Task to complete
Return each line of the records below that contains the word "subtitle".

━━ Input records

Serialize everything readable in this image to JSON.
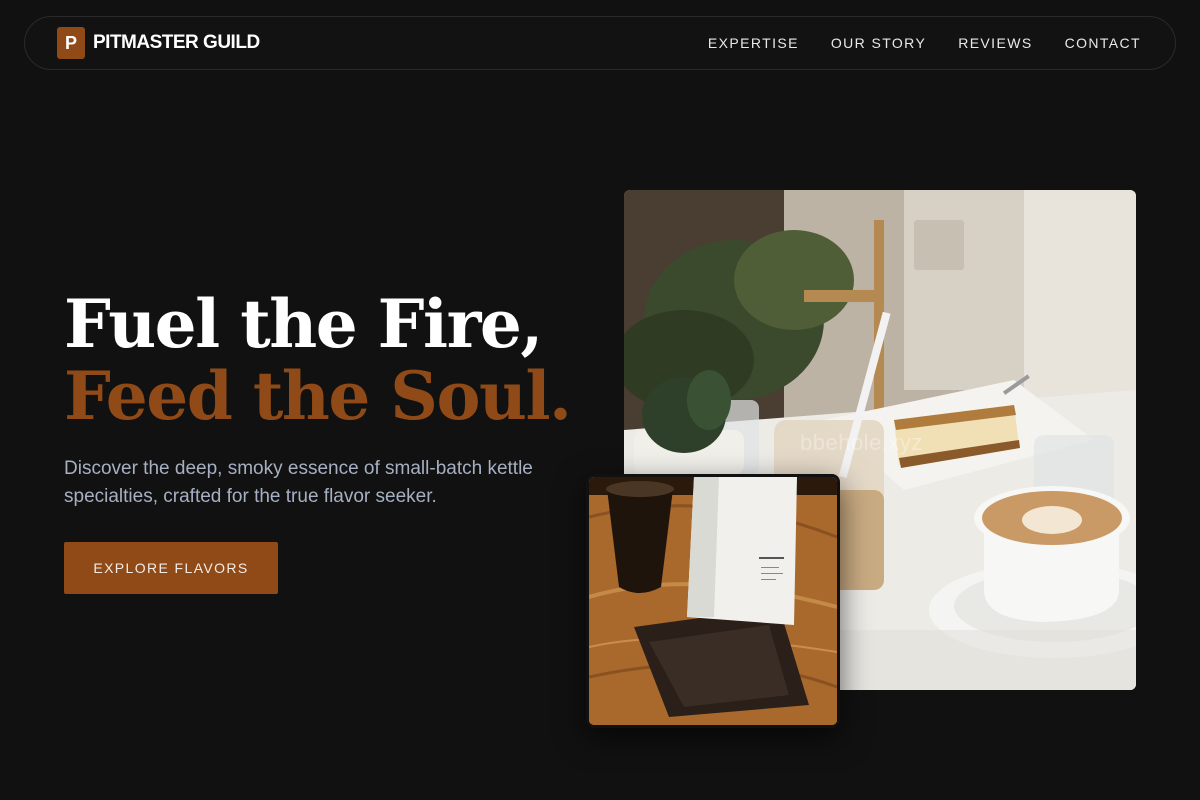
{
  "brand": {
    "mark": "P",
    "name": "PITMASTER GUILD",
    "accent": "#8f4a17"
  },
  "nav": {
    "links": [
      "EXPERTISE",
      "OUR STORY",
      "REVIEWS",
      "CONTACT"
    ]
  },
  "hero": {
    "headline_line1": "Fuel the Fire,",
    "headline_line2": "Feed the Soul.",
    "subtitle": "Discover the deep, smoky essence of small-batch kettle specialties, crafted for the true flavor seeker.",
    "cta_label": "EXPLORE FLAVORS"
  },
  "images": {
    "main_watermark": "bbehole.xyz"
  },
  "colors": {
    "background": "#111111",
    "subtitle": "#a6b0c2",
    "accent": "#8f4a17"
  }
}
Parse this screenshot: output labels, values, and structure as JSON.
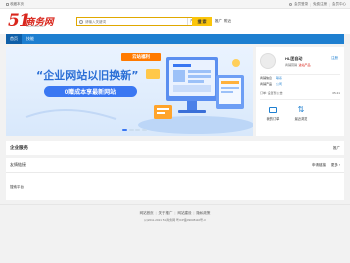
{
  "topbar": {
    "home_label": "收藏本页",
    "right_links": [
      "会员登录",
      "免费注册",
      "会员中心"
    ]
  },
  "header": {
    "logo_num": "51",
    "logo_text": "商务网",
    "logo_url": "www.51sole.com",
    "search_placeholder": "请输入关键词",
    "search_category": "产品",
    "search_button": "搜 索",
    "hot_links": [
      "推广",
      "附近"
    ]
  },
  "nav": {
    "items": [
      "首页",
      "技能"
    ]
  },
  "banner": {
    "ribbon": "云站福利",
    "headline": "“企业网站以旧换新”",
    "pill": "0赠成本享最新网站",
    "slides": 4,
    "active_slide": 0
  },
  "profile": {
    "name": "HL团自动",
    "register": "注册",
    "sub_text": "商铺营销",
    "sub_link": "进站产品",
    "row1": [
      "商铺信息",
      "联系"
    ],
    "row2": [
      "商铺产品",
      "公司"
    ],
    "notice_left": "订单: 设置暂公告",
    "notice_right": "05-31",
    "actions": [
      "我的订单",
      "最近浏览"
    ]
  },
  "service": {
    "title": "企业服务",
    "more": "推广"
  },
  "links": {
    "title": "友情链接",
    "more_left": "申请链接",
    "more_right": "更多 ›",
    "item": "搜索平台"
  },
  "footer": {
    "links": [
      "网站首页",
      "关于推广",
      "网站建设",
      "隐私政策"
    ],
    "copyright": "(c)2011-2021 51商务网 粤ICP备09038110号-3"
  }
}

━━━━

Exercise result
    "subtitle": "Discover the deep, smoky essence of small-batch kettle specialties, crafted for the true flavor seeker.",
    "subtitle": "#a6b0c2",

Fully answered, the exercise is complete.